### What to do
Repeat the records below exactly, line for line.

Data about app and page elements
════════
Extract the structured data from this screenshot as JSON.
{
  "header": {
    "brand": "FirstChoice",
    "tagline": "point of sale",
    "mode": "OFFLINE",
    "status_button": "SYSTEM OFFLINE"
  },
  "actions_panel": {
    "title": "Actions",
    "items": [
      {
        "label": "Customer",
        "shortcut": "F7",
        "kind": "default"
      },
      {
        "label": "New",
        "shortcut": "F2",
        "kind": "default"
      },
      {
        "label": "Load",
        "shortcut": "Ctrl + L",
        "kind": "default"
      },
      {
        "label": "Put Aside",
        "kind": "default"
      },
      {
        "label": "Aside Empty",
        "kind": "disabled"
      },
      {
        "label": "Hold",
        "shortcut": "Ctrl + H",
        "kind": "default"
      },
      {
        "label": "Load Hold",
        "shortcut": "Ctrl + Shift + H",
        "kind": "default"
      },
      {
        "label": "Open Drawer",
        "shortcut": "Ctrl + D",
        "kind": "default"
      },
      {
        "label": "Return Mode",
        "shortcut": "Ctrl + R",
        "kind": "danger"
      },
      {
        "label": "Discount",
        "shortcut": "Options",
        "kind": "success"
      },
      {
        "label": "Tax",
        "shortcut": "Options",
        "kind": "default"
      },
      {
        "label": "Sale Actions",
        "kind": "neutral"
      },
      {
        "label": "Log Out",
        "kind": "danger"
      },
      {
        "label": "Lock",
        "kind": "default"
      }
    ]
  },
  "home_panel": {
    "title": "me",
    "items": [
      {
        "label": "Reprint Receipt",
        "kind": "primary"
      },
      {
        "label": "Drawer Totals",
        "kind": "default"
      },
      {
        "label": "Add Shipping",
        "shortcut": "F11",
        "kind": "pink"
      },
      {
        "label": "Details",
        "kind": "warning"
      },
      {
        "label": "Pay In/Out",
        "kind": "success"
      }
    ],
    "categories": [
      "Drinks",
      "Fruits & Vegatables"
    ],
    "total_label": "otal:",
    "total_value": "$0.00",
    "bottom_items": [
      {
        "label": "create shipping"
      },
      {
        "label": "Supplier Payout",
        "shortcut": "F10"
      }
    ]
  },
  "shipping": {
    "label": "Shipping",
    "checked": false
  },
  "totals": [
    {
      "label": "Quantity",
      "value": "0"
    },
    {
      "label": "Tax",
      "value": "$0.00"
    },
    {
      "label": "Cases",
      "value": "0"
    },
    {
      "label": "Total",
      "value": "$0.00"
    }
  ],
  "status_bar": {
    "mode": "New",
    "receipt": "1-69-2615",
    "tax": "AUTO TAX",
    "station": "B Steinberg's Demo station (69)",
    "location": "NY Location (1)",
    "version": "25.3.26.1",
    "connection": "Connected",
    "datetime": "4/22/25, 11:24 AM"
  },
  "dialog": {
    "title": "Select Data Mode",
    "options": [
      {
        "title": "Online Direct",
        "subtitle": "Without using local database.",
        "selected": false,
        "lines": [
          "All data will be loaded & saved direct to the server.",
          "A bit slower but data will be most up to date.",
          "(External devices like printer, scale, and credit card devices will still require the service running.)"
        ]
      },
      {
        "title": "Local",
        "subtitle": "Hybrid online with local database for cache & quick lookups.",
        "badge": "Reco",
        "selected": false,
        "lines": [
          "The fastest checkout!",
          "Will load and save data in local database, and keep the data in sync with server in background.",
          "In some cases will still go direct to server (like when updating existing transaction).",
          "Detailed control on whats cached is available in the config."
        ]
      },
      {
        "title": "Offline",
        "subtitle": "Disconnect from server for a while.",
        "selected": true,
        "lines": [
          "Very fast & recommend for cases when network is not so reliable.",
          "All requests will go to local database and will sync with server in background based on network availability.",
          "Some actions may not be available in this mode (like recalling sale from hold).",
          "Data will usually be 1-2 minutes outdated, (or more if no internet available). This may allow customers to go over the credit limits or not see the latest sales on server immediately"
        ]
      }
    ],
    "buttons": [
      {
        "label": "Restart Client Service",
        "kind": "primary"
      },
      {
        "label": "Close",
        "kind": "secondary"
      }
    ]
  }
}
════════
### Solved exercise
Extract the structured data from this screenshot as JSON.
{
  "header": {
    "brand": "FirstChoice",
    "tagline": "point of sale",
    "mode": "OFFLINE",
    "status_button": "SYSTEM OFFLINE"
  },
  "actions_panel": {
    "title": "Actions",
    "items": [
      {
        "label": "Customer",
        "shortcut": "F7",
        "kind": "default"
      },
      {
        "label": "New",
        "shortcut": "F2",
        "kind": "default"
      },
      {
        "label": "Load",
        "shortcut": "Ctrl + L",
        "kind": "default"
      },
      {
        "label": "Put Aside",
        "kind": "default"
      },
      {
        "label": "Aside Empty",
        "kind": "disabled"
      },
      {
        "label": "Hold",
        "shortcut": "Ctrl + H",
        "kind": "default"
      },
      {
        "label": "Load Hold",
        "shortcut": "Ctrl + Shift + H",
        "kind": "default"
      },
      {
        "label": "Open Drawer",
        "shortcut": "Ctrl + D",
        "kind": "default"
      },
      {
        "label": "Return Mode",
        "shortcut": "Ctrl + R",
        "kind": "danger"
      },
      {
        "label": "Discount",
        "shortcut": "Options",
        "kind": "success"
      },
      {
        "label": "Tax",
        "shortcut": "Options",
        "kind": "default"
      },
      {
        "label": "Sale Actions",
        "kind": "neutral"
      },
      {
        "label": "Log Out",
        "kind": "danger"
      },
      {
        "label": "Lock",
        "kind": "default"
      }
    ]
  },
  "home_panel": {
    "title": "me",
    "items": [
      {
        "label": "Reprint Receipt",
        "kind": "primary"
      },
      {
        "label": "Drawer Totals",
        "kind": "default"
      },
      {
        "label": "Add Shipping",
        "shortcut": "F11",
        "kind": "pink"
      },
      {
        "label": "Details",
        "kind": "warning"
      },
      {
        "label": "Pay In/Out",
        "kind": "success"
      }
    ],
    "categories": [
      "Drinks",
      "Fruits & Vegatables"
    ],
    "total_label": "otal:",
    "total_value": "$0.00",
    "bottom_items": [
      {
        "label": "create shipping"
      },
      {
        "label": "Supplier Payout",
        "shortcut": "F10"
      }
    ]
  },
  "shipping": {
    "label": "Shipping",
    "checked": false
  },
  "totals": [
    {
      "label": "Quantity",
      "value": "0"
    },
    {
      "label": "Tax",
      "value": "$0.00"
    },
    {
      "label": "Cases",
      "value": "0"
    },
    {
      "label": "Total",
      "value": "$0.00"
    }
  ],
  "status_bar": {
    "mode": "New",
    "receipt": "1-69-2615",
    "tax": "AUTO TAX",
    "station": "B Steinberg's Demo station (69)",
    "location": "NY Location (1)",
    "version": "25.3.26.1",
    "connection": "Connected",
    "datetime": "4/22/25, 11:24 AM"
  },
  "dialog": {
    "title": "Select Data Mode",
    "options": [
      {
        "title": "Online Direct",
        "subtitle": "Without using local database.",
        "selected": false,
        "lines": [
          "All data will be loaded & saved direct to the server.",
          "A bit slower but data will be most up to date.",
          "(External devices like printer, scale, and credit card devices will still require the service running.)"
        ]
      },
      {
        "title": "Local",
        "subtitle": "Hybrid online with local database for cache & quick lookups.",
        "badge": "Reco",
        "selected": false,
        "lines": [
          "The fastest checkout!",
          "Will load and save data in local database, and keep the data in sync with server in background.",
          "In some cases will still go direct to server (like when updating existing transaction).",
          "Detailed control on whats cached is available in the config."
        ]
      },
      {
        "title": "Offline",
        "subtitle": "Disconnect from server for a while.",
        "selected": true,
        "lines": [
          "Very fast & recommend for cases when network is not so reliable.",
          "All requests will go to local database and will sync with server in background based on network availability.",
          "Some actions may not be available in this mode (like recalling sale from hold).",
          "Data will usually be 1-2 minutes outdated, (or more if no internet available). This may allow customers to go over the credit limits or not see the latest sales on server immediately"
        ]
      }
    ],
    "buttons": [
      {
        "label": "Restart Client Service",
        "kind": "primary"
      },
      {
        "label": "Close",
        "kind": "secondary"
      }
    ]
  }
}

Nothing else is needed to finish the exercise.